Over the years…

When I turned 30 I had to renew my license. This meant also getting a new picture taken since the one only current license was from when I was 17. This was the most traumatic part of turning 30. In order to put it behind me, here it is… What a difference 13 years makes:


And 2011:

Hmmm, along with more wisdom I’ve seemed to acquired more chins. 🙂

What’s going on?!

I’ve been on a junk food bender recently. I must be stressed. Wonder what that’s about? Arrrrghh!


When to wean…

Josephine and I came home I noticed the people we rent our side pasture to (the owners of Mia and her son Graham, the pretty horses) leading Graham down the street away from our house. Mia was crying out loudly, so upset that she was taking her baby horse away from her. I remember our renter telling us she’d be doing this soon. She told us she’d be putting Graham in another pasture so that she could wean him. He’s still breastfeeding and she needs to break the bond so that she’ll be able to leave the pasture without Mia freaking the eff out.

Got me thinking…

Josephine is still breastfeeding… at close to two (in just a couple of weeks!!!) she is still going strong. She started to self wean a while back, but that process is going ever so slowly. Some days she’s content to have milk when she wakes up, before nap and before bed. Other days she wants to breastfeed more than that. I don’t offer, I say no at other times when it is inconvenient, and I have such mixed feelings about how to proceed. Breastfeeding was so important for me, something I mentally prepared for and was committed to staying with, but I didn’t think about the end. About how I would feel or when would be the right time to stop. For me. For Josephine.

We are starting to get those looks, those comments, when people find out that she is still breastfeeding. It can get really uncomfortable. I fall secretly in love with each person who tells me, “good for you guys!” when they hear the news, if only because I don’t have to defend myself or stumble around about an explanation. I, myself, have mixed feelings about extended breastfeeding for myself, so it is really hard to muster up the courage to defend myself (because, seriously, I don’t walk up to other people and say, “Jesus! You’re already giving your kid soda?! At two?! Wow, I think it’s time you stop that.” I keep those thoughts to myself).

Part of me feels sad when I think of Josephine weaning. Just like Mia and Graham, I feel like it will break a bond. Although I am able to leave Josephine without freaking the eff out, I know I will miss that closeness that only we can share when I return. I love to hear her little sighs, and feel her little hand on my chest, rubbing my neck, pinching my face, feel her warm cuddly body across my lap. Not having that anymore brings me so much sadness. The same sadness I feel when I look at pictures of her birth, her first month, her first year. It’s all going by so fast. I am not getting any of this time back.

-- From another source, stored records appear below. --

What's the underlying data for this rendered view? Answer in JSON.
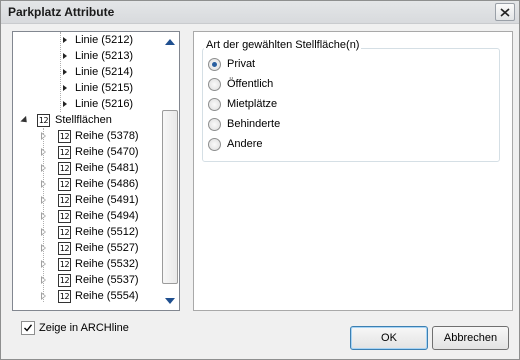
{
  "window": {
    "title": "Parkplatz Attribute"
  },
  "tree": {
    "children_top": [
      "Linie (5212)",
      "Linie (5213)",
      "Linie (5214)",
      "Linie (5215)",
      "Linie (5216)"
    ],
    "parent": {
      "label": "Stellflächen",
      "icon_text": "12"
    },
    "children": [
      {
        "label": "Reihe (5378)",
        "icon_text": "12"
      },
      {
        "label": "Reihe (5470)",
        "icon_text": "12"
      },
      {
        "label": "Reihe (5481)",
        "icon_text": "12"
      },
      {
        "label": "Reihe (5486)",
        "icon_text": "12"
      },
      {
        "label": "Reihe (5491)",
        "icon_text": "12"
      },
      {
        "label": "Reihe (5494)",
        "icon_text": "12"
      },
      {
        "label": "Reihe (5512)",
        "icon_text": "12"
      },
      {
        "label": "Reihe (5527)",
        "icon_text": "12"
      },
      {
        "label": "Reihe (5532)",
        "icon_text": "12"
      },
      {
        "label": "Reihe (5537)",
        "icon_text": "12"
      },
      {
        "label": "Reihe (5554)",
        "icon_text": "12"
      }
    ]
  },
  "group": {
    "legend": "Art der gewählten Stellfläche(n)",
    "options": [
      "Privat",
      "Öffentlich",
      "Mietplätze",
      "Behinderte",
      "Andere"
    ],
    "selected": "Privat"
  },
  "checkbox": {
    "label": "Zeige in ARCHline",
    "checked": true
  },
  "buttons": {
    "ok": "OK",
    "cancel": "Abbrechen"
  },
  "icons": {
    "close": "close-icon",
    "scroll_up": "arrow-up-icon",
    "scroll_down": "arrow-down-icon",
    "expand": "expand-triangle-icon",
    "collapse": "collapse-triangle-icon",
    "number": "numbered-box-icon",
    "check": "check-icon"
  },
  "colors": {
    "scroll_arrow": "#1f4f8f",
    "radio_dot": "#2a5fa0"
  }
}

I also am so ready in other ways. To say goodbye to the pump that I must wake up to every weekday morning. The leasing of my body to Josephine, who has owned some part of my anatomy for over two and a half years. The burn when it’s 6 pm on one of those days when Josephine hasn’t nursed since 8 am. The nasty comments I have received. The confusion when she hurts herself and asks for milk to calm down. Do I just do it, or am I done with comfort nursing? It’s all so confusing when the key to weaning is consistency, but I’m still waffling over the decision.

I want to wean, but get a sick feeling in my stomach when I think about the end of my breastfeeding relationship with my child. I suppose that means that I’m not quite ready yet, but I know that the end is coming soon. I feel it approaching quickly. In the end I’ll have the memories, the feelings of closeness, and I know in reality, I’ll still have that bond that won’t be broken. Wish me luck…

Josephine and me on the day she was born.